The ALERT team frequently focuses on weekends, when DWIs occur most often. About 75 percent of DWI arrests in 2013 were made on a Friday, Saturday or Sunday, according to the data.
The ALERT team also coordinates with Alcohol Law Enforcement and other agencies in Orange County for education and enforcement efforts, Mecimore said.
“They teach bartenders what to look for in people being over-served,” Mecimore said. “A bartender has the responsibility, if a person is appreciably impaired, to say, ‘I can’t serve you anymore.’”
Chapel Hill police officer Stephen Seagroves said alcohol education has also helped to inform Chapel Hill youth of the dangers of driving impaired.
He said the Crash Investigation/Traffic Enforcement Team, another recent addition to the department, offers educational programs to high school students, incoming college students, fraternities and sororities.
Mark Geercken, of the department’s Community Services Unit, said officers encourage students to make smart decisions by talking about the costs of an arrest.

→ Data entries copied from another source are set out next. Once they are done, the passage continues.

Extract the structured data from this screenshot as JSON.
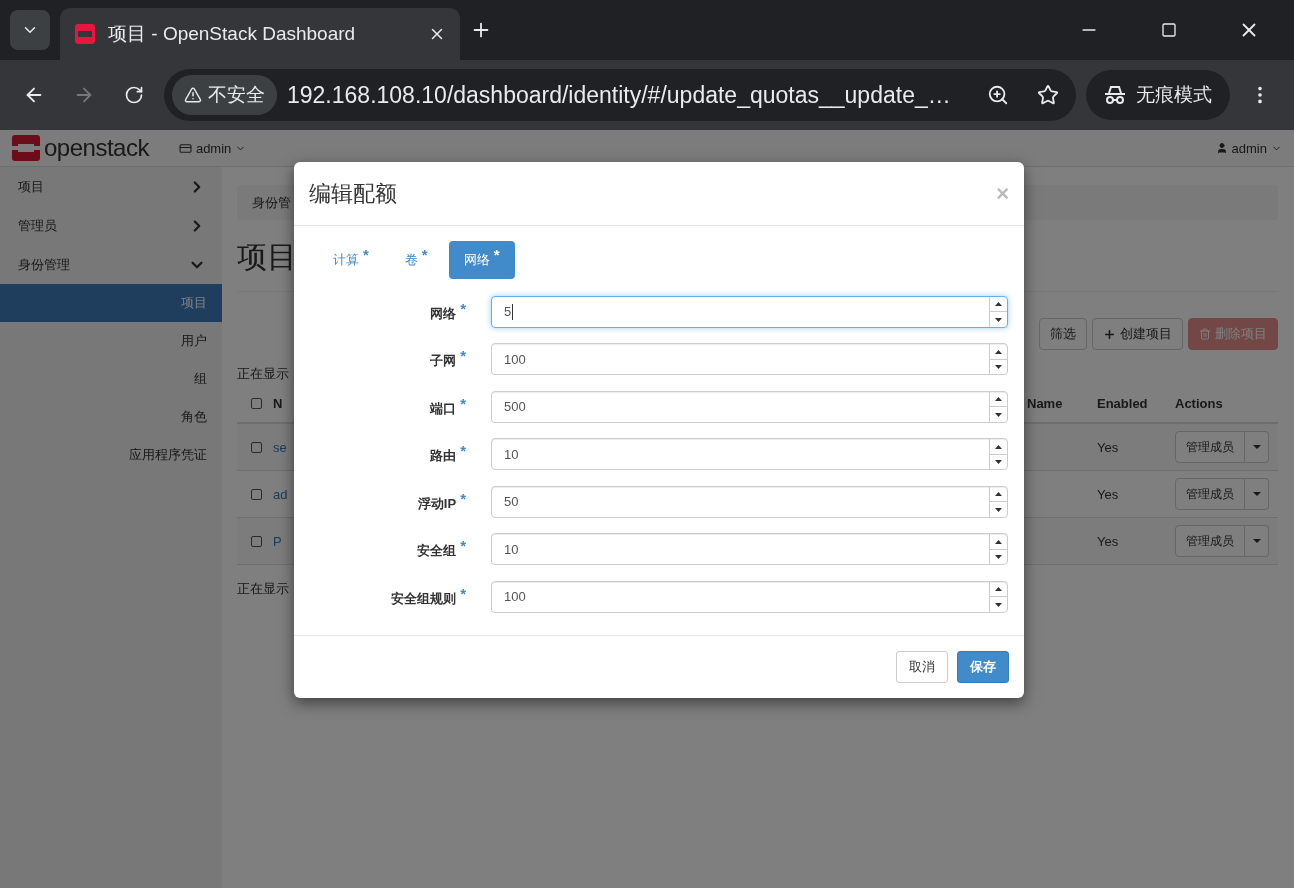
{
  "browser": {
    "tab_title": "项目 - OpenStack Dashboard",
    "security": "不安全",
    "url": "192.168.108.10/dashboard/identity/#/update_quotas__update_…",
    "incognito": "无痕模式"
  },
  "header": {
    "brand": "openstack",
    "project": "admin",
    "user": "admin"
  },
  "sidebar": [
    {
      "label": "项目",
      "expanded": false
    },
    {
      "label": "管理员",
      "expanded": false
    },
    {
      "label": "身份管理",
      "expanded": true,
      "children": [
        {
          "label": "项目",
          "selected": true
        },
        {
          "label": "用户",
          "selected": false
        },
        {
          "label": "组",
          "selected": false
        },
        {
          "label": "角色",
          "selected": false
        },
        {
          "label": "应用程序凭证",
          "selected": false
        }
      ]
    }
  ],
  "page": {
    "breadcrumb": "身份管",
    "title": "项目",
    "actions": [
      {
        "label": "筛选",
        "kind": "default",
        "disabled": false
      },
      {
        "label": "创建项目",
        "kind": "create",
        "disabled": false
      },
      {
        "label": "删除项目",
        "kind": "danger",
        "disabled": true
      }
    ],
    "info": "正在显示",
    "select_all_checked": false,
    "columns": [
      "N",
      "Name",
      "Enabled",
      "Actions"
    ],
    "rows": [
      {
        "checked": false,
        "name": "se",
        "enabled": "Yes",
        "action": "管理成员"
      },
      {
        "checked": false,
        "name": "ad",
        "enabled": "Yes",
        "action": "管理成员"
      },
      {
        "checked": false,
        "name": "P",
        "enabled": "Yes",
        "action": "管理成员"
      }
    ],
    "footer": "正在显示"
  },
  "modal": {
    "title": "编辑配额",
    "close": "×",
    "tabs": [
      {
        "label": "计算",
        "marker": "*",
        "selected": false
      },
      {
        "label": "卷",
        "marker": "*",
        "selected": false
      },
      {
        "label": "网络",
        "marker": "*",
        "selected": true
      }
    ],
    "fields": [
      {
        "label": "网络",
        "marker": "*",
        "value": "5",
        "focused": true
      },
      {
        "label": "子网",
        "marker": "*",
        "value": "100",
        "focused": false
      },
      {
        "label": "端口",
        "marker": "*",
        "value": "500",
        "focused": false
      },
      {
        "label": "路由",
        "marker": "*",
        "value": "10",
        "focused": false
      },
      {
        "label": "浮动IP",
        "marker": "*",
        "value": "50",
        "focused": false
      },
      {
        "label": "安全组",
        "marker": "*",
        "value": "10",
        "focused": false
      },
      {
        "label": "安全组规则",
        "marker": "*",
        "value": "100",
        "focused": false
      }
    ],
    "buttons": [
      {
        "label": "取消",
        "kind": "default"
      },
      {
        "label": "保存",
        "kind": "primary"
      }
    ]
  }
}
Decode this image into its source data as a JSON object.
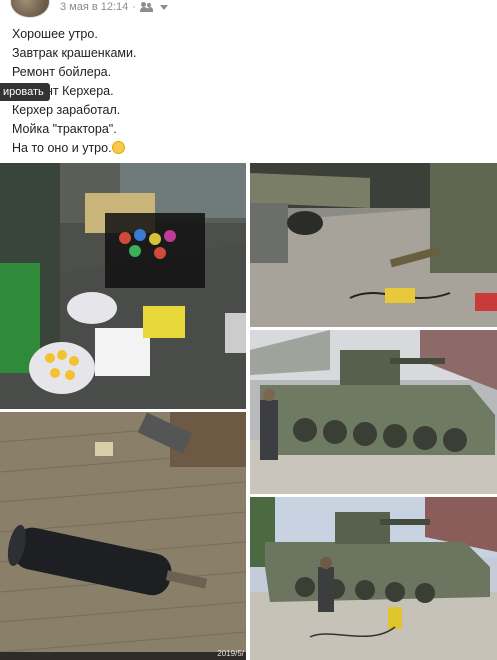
{
  "post": {
    "date": "3 мая в 12:14",
    "lines": [
      "Хорошее утро.",
      "Завтрак крашенками.",
      "Ремонт бойлера.",
      "нт Керхера.",
      "Керхер заработал.",
      "Мойка \"трактора\".",
      "На то оно и утро."
    ],
    "tooltip": "ировать"
  },
  "photos": {
    "stamp": "2019/5/"
  }
}
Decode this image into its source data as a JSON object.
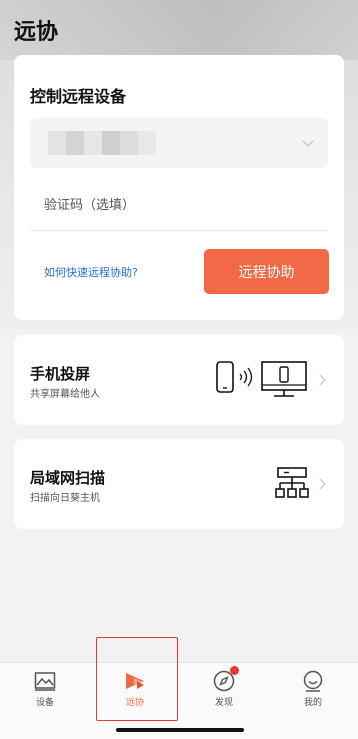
{
  "header": {
    "title": "远协"
  },
  "remote_control": {
    "title": "控制远程设备",
    "device_select": {
      "value": ""
    },
    "code_input": {
      "placeholder": "验证码（选填）",
      "value": ""
    },
    "help_link": "如何快速远程协助?",
    "assist_button": "远程协助"
  },
  "features": [
    {
      "title": "手机投屏",
      "subtitle": "共享屏幕给他人",
      "icon": "phone-to-monitor-icon"
    },
    {
      "title": "局域网扫描",
      "subtitle": "扫描向日葵主机",
      "icon": "network-topology-icon"
    }
  ],
  "tabbar": {
    "items": [
      {
        "label": "设备",
        "icon": "landscape-image-icon",
        "active": false
      },
      {
        "label": "远协",
        "icon": "remote-assist-icon",
        "active": true
      },
      {
        "label": "发现",
        "icon": "compass-icon",
        "active": false,
        "badge": true
      },
      {
        "label": "我的",
        "icon": "smiley-face-icon",
        "active": false
      }
    ]
  },
  "colors": {
    "accent": "#f26a45",
    "link": "#2a6bd8",
    "badge": "#e53935",
    "highlight_box": "#e53935"
  }
}
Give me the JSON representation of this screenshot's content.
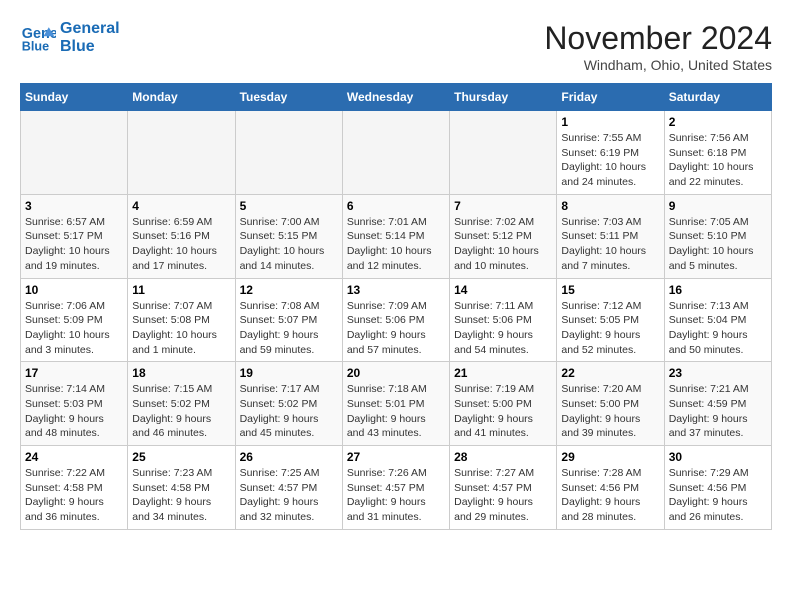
{
  "logo": {
    "line1": "General",
    "line2": "Blue"
  },
  "title": "November 2024",
  "location": "Windham, Ohio, United States",
  "days_of_week": [
    "Sunday",
    "Monday",
    "Tuesday",
    "Wednesday",
    "Thursday",
    "Friday",
    "Saturday"
  ],
  "weeks": [
    [
      {
        "day": "",
        "empty": true
      },
      {
        "day": "",
        "empty": true
      },
      {
        "day": "",
        "empty": true
      },
      {
        "day": "",
        "empty": true
      },
      {
        "day": "",
        "empty": true
      },
      {
        "day": "1",
        "sunrise": "7:55 AM",
        "sunset": "6:19 PM",
        "daylight": "10 hours and 24 minutes."
      },
      {
        "day": "2",
        "sunrise": "7:56 AM",
        "sunset": "6:18 PM",
        "daylight": "10 hours and 22 minutes."
      }
    ],
    [
      {
        "day": "3",
        "sunrise": "6:57 AM",
        "sunset": "5:17 PM",
        "daylight": "10 hours and 19 minutes."
      },
      {
        "day": "4",
        "sunrise": "6:59 AM",
        "sunset": "5:16 PM",
        "daylight": "10 hours and 17 minutes."
      },
      {
        "day": "5",
        "sunrise": "7:00 AM",
        "sunset": "5:15 PM",
        "daylight": "10 hours and 14 minutes."
      },
      {
        "day": "6",
        "sunrise": "7:01 AM",
        "sunset": "5:14 PM",
        "daylight": "10 hours and 12 minutes."
      },
      {
        "day": "7",
        "sunrise": "7:02 AM",
        "sunset": "5:12 PM",
        "daylight": "10 hours and 10 minutes."
      },
      {
        "day": "8",
        "sunrise": "7:03 AM",
        "sunset": "5:11 PM",
        "daylight": "10 hours and 7 minutes."
      },
      {
        "day": "9",
        "sunrise": "7:05 AM",
        "sunset": "5:10 PM",
        "daylight": "10 hours and 5 minutes."
      }
    ],
    [
      {
        "day": "10",
        "sunrise": "7:06 AM",
        "sunset": "5:09 PM",
        "daylight": "10 hours and 3 minutes."
      },
      {
        "day": "11",
        "sunrise": "7:07 AM",
        "sunset": "5:08 PM",
        "daylight": "10 hours and 1 minute."
      },
      {
        "day": "12",
        "sunrise": "7:08 AM",
        "sunset": "5:07 PM",
        "daylight": "9 hours and 59 minutes."
      },
      {
        "day": "13",
        "sunrise": "7:09 AM",
        "sunset": "5:06 PM",
        "daylight": "9 hours and 57 minutes."
      },
      {
        "day": "14",
        "sunrise": "7:11 AM",
        "sunset": "5:06 PM",
        "daylight": "9 hours and 54 minutes."
      },
      {
        "day": "15",
        "sunrise": "7:12 AM",
        "sunset": "5:05 PM",
        "daylight": "9 hours and 52 minutes."
      },
      {
        "day": "16",
        "sunrise": "7:13 AM",
        "sunset": "5:04 PM",
        "daylight": "9 hours and 50 minutes."
      }
    ],
    [
      {
        "day": "17",
        "sunrise": "7:14 AM",
        "sunset": "5:03 PM",
        "daylight": "9 hours and 48 minutes."
      },
      {
        "day": "18",
        "sunrise": "7:15 AM",
        "sunset": "5:02 PM",
        "daylight": "9 hours and 46 minutes."
      },
      {
        "day": "19",
        "sunrise": "7:17 AM",
        "sunset": "5:02 PM",
        "daylight": "9 hours and 45 minutes."
      },
      {
        "day": "20",
        "sunrise": "7:18 AM",
        "sunset": "5:01 PM",
        "daylight": "9 hours and 43 minutes."
      },
      {
        "day": "21",
        "sunrise": "7:19 AM",
        "sunset": "5:00 PM",
        "daylight": "9 hours and 41 minutes."
      },
      {
        "day": "22",
        "sunrise": "7:20 AM",
        "sunset": "5:00 PM",
        "daylight": "9 hours and 39 minutes."
      },
      {
        "day": "23",
        "sunrise": "7:21 AM",
        "sunset": "4:59 PM",
        "daylight": "9 hours and 37 minutes."
      }
    ],
    [
      {
        "day": "24",
        "sunrise": "7:22 AM",
        "sunset": "4:58 PM",
        "daylight": "9 hours and 36 minutes."
      },
      {
        "day": "25",
        "sunrise": "7:23 AM",
        "sunset": "4:58 PM",
        "daylight": "9 hours and 34 minutes."
      },
      {
        "day": "26",
        "sunrise": "7:25 AM",
        "sunset": "4:57 PM",
        "daylight": "9 hours and 32 minutes."
      },
      {
        "day": "27",
        "sunrise": "7:26 AM",
        "sunset": "4:57 PM",
        "daylight": "9 hours and 31 minutes."
      },
      {
        "day": "28",
        "sunrise": "7:27 AM",
        "sunset": "4:57 PM",
        "daylight": "9 hours and 29 minutes."
      },
      {
        "day": "29",
        "sunrise": "7:28 AM",
        "sunset": "4:56 PM",
        "daylight": "9 hours and 28 minutes."
      },
      {
        "day": "30",
        "sunrise": "7:29 AM",
        "sunset": "4:56 PM",
        "daylight": "9 hours and 26 minutes."
      }
    ]
  ]
}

“You spend $8 on a cab — that’s better than a $10,000 DWI,” Geercken said. “A lot of times talking about money changes people’s minds on why not to drink and drive.”
Chapel Hill police officer Drew Cabe said the town has plenty of options for transportation and some of the recent transportation changes have made a positive impact.
“There’s no excuse in this town that people can’t get home safe or feel the need to drive with all the taxis, bus transit, walking or safe rides,” Cabe said.
Last year, the town rolled out its plan for flat-rate taxis. The regulation set a flat rate between $6 and $8 for an area that extends to a 1.5-mile radius around the Chapel Hill business district.
Mecimore said the regulation was implemented because taxis were charging intoxicated bar-hoppers more money for a ride.
“It was part of an effort to make it easier for students and others who come to town and drink to find their way back to their hotel or dorm,” Mecimore said.
Chapel Hill also conducts two DWI checkpoints per year on weekends, Seagroves said.
Mecimore said the department collaborates with the N.C. State Highway Patrol, Carrboro Police Department and UNC Department of Public Safety to publicize the checkpoints.
“We put the information out to the local media and sometimes on social media as well,” Mecimore said. “For some people, it serves as a deterrent.”
Cabe said he hopes the decrease in DWI’s will continue and said police will continue their heightened enforcement and education efforts.
“Folks have to realize that when you sign for your license, the state is granting you a privilege to drive, it isn’t a right,” Cabe said.
“If you are going to be that irresponsible and go out and party and then be stupid enough to get behind a weapon and drive, then that’s exactly why we are out there.”